*** Opening Extracted material ***
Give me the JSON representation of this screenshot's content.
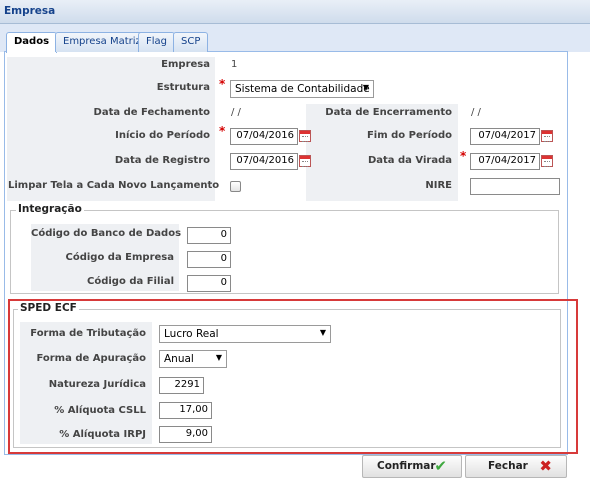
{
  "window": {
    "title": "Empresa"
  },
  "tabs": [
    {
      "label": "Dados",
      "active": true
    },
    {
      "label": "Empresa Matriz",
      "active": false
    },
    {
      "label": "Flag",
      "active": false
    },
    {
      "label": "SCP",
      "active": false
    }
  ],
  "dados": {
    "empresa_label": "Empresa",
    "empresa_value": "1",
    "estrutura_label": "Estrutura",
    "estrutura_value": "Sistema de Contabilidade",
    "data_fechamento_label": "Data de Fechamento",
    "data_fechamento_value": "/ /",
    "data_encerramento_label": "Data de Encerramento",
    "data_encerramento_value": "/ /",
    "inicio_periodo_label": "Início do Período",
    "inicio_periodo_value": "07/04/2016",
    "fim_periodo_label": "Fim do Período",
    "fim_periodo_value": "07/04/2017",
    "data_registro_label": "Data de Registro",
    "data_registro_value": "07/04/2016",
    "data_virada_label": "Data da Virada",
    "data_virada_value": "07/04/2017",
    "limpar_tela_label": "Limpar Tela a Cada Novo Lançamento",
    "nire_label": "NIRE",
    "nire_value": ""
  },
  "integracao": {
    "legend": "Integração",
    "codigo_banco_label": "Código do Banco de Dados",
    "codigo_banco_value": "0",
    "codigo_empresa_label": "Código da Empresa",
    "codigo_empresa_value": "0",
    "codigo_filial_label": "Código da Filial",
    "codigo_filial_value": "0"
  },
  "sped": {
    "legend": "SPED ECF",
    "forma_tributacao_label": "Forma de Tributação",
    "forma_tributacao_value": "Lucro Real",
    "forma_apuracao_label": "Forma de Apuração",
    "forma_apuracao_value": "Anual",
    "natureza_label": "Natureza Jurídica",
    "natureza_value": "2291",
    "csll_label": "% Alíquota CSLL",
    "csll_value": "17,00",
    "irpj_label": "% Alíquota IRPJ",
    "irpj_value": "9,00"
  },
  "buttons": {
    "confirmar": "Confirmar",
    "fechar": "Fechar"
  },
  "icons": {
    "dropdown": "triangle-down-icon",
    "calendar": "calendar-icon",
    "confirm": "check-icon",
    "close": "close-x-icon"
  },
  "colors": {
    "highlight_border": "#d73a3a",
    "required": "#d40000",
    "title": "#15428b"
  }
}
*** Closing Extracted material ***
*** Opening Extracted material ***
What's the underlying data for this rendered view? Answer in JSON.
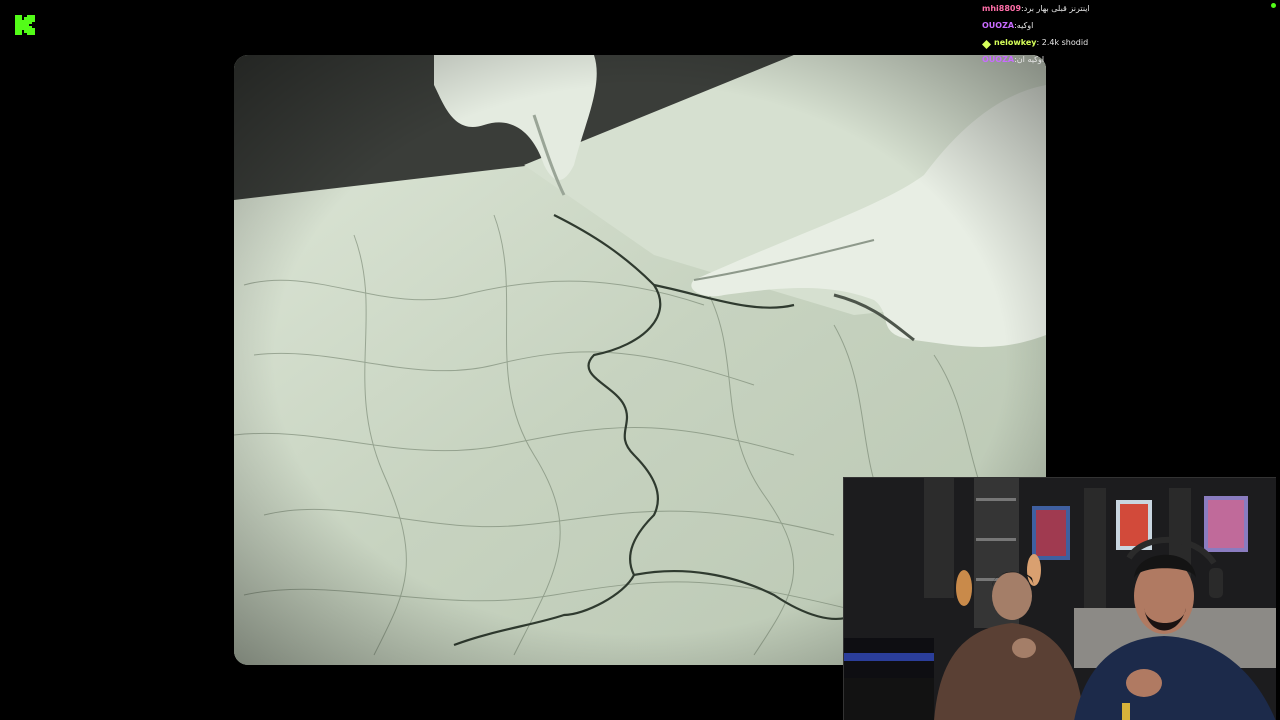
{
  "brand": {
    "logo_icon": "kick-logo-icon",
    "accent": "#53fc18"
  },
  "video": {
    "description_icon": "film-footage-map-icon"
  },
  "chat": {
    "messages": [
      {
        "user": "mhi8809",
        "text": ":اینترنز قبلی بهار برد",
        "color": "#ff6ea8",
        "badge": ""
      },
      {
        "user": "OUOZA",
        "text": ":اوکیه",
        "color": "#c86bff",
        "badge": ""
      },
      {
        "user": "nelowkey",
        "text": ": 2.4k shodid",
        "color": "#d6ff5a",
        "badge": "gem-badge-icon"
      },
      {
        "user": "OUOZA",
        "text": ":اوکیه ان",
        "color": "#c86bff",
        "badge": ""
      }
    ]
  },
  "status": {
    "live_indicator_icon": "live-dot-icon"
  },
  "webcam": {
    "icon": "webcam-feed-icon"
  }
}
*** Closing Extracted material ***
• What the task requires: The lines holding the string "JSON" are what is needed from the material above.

• Task output:
Give me the JSON representation of this screenshot's content.
What's the underlying data for this rendered view? Answer in JSON.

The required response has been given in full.